I really liked Kate. Despite her faults and her zealous religious beliefs (that's not a reason not to like someone, it's just for the purposes of this book, it was hard to swallow at times), I thought she was a great character. She held onto her beliefs, no matter what - even when people called her a Jesus Freak at school, even when her faith was tested, and even when people found her hard to handle because they thought she was judgmental, she held onto her faith, and I admired and respected her for that. There were times it was hard to believe she was eighteen because she was so naïve and sheltered, but it was nice to see her changing, developing, and growing as a character. She realized that not everyone has the same beliefs, and while in the beginning that was a major point of contention for her when it came to making friends, she slowly begins to realize that her truth doesn't have to be everyone else's truth. We don't all have to believe the same things, and I think that will resonate with people, even if it has nothing to do with religion.

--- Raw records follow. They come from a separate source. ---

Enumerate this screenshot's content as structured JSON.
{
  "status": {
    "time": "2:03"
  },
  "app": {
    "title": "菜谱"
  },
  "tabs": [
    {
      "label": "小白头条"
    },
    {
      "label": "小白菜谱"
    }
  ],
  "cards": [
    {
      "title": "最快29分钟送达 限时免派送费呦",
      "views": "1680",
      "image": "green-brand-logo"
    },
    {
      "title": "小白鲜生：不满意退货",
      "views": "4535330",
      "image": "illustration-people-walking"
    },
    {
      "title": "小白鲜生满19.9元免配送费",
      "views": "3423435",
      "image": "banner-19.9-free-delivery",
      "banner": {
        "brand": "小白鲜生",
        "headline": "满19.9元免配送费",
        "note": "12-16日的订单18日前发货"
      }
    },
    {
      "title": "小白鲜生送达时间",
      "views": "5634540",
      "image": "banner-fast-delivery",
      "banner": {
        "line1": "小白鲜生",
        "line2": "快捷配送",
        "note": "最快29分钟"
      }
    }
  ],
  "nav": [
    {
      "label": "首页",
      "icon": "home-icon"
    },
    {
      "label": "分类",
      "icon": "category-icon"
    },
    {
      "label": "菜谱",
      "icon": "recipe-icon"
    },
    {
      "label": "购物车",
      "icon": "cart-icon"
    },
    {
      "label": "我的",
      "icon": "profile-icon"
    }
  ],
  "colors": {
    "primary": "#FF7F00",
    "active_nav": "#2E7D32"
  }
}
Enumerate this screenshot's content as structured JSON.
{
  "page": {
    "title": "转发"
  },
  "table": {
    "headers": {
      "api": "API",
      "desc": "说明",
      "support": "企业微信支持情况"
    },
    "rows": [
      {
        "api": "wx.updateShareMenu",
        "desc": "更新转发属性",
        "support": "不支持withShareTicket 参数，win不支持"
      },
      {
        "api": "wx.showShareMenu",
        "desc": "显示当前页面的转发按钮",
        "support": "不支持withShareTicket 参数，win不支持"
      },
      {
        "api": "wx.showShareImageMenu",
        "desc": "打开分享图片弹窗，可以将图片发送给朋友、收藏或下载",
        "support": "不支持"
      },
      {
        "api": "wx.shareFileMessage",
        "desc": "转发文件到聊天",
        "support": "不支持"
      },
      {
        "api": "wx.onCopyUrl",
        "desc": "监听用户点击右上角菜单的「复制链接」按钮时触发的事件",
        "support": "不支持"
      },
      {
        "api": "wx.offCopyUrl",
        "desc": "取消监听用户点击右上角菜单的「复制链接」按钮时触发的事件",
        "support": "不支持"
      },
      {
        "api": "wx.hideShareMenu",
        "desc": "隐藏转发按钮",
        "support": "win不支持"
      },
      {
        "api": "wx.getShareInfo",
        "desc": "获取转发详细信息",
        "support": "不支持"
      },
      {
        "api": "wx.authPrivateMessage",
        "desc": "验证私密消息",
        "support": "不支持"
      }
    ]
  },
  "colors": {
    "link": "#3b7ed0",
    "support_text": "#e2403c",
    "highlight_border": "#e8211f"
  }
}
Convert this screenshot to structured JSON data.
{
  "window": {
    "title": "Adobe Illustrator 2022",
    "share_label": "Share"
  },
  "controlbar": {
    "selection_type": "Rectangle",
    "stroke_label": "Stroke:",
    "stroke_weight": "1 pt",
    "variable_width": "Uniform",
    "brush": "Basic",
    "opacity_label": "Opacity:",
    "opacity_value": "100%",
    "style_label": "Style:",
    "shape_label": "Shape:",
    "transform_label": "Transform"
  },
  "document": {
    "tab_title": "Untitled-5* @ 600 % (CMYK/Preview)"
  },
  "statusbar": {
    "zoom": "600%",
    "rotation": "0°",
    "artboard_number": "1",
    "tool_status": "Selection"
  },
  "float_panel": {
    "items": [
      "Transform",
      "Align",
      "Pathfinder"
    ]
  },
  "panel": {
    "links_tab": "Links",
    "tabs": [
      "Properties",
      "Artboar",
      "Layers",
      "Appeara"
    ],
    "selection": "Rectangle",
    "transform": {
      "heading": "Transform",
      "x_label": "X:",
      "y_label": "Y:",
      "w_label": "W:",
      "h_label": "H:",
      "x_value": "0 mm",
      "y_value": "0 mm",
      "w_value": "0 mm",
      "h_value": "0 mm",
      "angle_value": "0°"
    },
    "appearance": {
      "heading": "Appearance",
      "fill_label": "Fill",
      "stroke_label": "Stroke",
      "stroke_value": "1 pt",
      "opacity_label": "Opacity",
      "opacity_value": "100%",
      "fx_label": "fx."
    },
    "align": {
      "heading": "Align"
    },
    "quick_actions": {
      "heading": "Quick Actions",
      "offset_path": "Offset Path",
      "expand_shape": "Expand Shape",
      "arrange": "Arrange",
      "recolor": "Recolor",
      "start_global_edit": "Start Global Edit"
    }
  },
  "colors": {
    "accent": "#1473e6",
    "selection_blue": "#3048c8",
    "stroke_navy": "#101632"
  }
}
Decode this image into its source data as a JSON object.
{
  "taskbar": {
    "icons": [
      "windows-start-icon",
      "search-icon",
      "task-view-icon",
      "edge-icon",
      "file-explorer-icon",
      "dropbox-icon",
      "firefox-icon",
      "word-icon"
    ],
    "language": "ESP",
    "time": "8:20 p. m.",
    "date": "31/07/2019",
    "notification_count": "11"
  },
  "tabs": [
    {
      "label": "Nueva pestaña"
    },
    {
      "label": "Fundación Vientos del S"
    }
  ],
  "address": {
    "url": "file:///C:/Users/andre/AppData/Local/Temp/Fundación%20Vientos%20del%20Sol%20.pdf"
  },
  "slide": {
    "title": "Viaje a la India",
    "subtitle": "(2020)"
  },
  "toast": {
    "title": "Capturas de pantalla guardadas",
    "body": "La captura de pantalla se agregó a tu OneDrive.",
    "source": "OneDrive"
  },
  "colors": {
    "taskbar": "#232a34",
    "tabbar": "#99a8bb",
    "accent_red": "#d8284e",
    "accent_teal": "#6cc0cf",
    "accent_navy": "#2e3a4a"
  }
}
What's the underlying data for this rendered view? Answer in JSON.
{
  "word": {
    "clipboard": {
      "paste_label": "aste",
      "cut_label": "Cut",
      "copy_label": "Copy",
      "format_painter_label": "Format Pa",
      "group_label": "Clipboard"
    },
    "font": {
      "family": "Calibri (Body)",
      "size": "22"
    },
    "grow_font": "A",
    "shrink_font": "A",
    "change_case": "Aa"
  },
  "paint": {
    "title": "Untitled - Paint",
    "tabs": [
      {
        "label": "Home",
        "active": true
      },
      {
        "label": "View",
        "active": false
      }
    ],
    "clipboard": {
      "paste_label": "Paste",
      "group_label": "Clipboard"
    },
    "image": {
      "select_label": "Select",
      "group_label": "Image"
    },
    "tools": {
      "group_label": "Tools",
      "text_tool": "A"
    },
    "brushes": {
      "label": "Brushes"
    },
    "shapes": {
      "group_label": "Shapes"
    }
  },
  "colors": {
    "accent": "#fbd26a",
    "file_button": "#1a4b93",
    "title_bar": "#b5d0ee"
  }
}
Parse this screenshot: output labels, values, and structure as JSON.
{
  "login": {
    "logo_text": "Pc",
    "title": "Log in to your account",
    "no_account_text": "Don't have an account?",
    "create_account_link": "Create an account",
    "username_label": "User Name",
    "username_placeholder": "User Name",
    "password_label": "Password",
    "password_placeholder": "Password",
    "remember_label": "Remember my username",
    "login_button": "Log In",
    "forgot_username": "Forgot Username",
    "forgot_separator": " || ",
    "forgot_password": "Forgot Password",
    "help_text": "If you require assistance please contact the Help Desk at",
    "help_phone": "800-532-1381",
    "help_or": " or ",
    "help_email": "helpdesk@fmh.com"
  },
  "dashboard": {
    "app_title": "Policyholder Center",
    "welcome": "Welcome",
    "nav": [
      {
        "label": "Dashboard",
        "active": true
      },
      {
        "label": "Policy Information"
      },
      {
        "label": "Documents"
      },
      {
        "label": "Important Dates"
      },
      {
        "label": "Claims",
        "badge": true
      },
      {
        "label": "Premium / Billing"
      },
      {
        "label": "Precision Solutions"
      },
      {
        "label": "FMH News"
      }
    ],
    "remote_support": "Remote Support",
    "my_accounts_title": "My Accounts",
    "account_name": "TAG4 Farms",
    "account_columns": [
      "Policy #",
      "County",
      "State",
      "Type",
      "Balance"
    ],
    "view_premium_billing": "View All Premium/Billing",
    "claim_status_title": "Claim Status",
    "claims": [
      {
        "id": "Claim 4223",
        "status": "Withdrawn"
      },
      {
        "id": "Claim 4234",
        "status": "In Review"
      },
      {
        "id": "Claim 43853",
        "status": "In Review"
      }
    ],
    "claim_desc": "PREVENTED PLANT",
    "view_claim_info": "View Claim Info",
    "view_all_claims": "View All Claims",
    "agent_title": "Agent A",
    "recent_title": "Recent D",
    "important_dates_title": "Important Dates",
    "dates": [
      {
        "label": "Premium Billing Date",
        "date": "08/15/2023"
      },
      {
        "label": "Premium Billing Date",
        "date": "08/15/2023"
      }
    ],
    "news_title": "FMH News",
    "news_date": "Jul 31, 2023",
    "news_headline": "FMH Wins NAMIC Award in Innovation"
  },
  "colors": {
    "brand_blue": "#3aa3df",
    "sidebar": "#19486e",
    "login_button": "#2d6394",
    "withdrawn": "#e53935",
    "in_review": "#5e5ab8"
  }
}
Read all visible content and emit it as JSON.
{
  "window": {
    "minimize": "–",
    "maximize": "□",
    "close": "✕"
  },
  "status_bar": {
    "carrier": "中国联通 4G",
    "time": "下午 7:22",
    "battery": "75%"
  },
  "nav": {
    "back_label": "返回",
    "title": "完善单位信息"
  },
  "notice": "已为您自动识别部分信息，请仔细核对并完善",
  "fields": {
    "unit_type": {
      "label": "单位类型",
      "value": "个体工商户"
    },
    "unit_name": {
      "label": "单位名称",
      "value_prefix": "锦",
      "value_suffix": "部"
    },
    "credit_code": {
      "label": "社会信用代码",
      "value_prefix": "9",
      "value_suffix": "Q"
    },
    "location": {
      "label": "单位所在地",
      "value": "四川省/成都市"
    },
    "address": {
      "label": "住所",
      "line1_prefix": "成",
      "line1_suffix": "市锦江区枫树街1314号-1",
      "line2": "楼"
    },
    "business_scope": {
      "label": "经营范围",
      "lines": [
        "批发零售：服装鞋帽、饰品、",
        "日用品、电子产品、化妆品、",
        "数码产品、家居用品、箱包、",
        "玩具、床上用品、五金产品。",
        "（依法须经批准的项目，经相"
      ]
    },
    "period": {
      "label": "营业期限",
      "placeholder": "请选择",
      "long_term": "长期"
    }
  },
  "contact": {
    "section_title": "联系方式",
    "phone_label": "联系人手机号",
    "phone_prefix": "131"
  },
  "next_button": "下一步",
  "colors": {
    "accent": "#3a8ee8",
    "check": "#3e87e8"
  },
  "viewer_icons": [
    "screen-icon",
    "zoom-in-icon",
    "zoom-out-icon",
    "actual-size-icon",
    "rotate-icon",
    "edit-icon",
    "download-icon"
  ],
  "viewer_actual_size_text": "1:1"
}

I loved seeing Parker and Jordan again, and I'm glad Parker was a big part of the book, and that she had a role in Kate's growth. I also liked Matt, and enjoyed his and Kate's relationship.
A big part of the reason I love Kenneally's books is because they're completely different. There are no cookie cutter stories for her. Kate's struggles were very real, and although they were regular teenage struggles on one hand, they were completely different in many other ways, usually because of her strong beliefs. It's not something you come across in many YA books. Kenneally has a way of writing characters you can connect to and feel for, even if they're the complete opposite of you - there's just something about her writing that makes you feel like you can relate to the characters.
I give Miranda Kenneally huge kudos for being such a brave author. She's not afraid to take chances; I thought that when I read Catching Jordan and Stealing Parker, and after reading Things I Can't Forget, I have even more respect for her. This book won't be for everyone. There are people who will be turned off by the religious aspect (I very rarely read books with religious themes, but I made an exception because I love Miranda's books so much), but that didn't stop her from writing this book, and I really admire that. I like authors who are willing to take chances and maybe even force some readers to step outside their comfort zone.
Things I Can't Forget is about friendship, love, heartache, life lessons, and so much more. It packs an emotional punch while still managing to be fun and funny. I can't wait to see what Miranda Kenneally comes up with next! by Marie Landry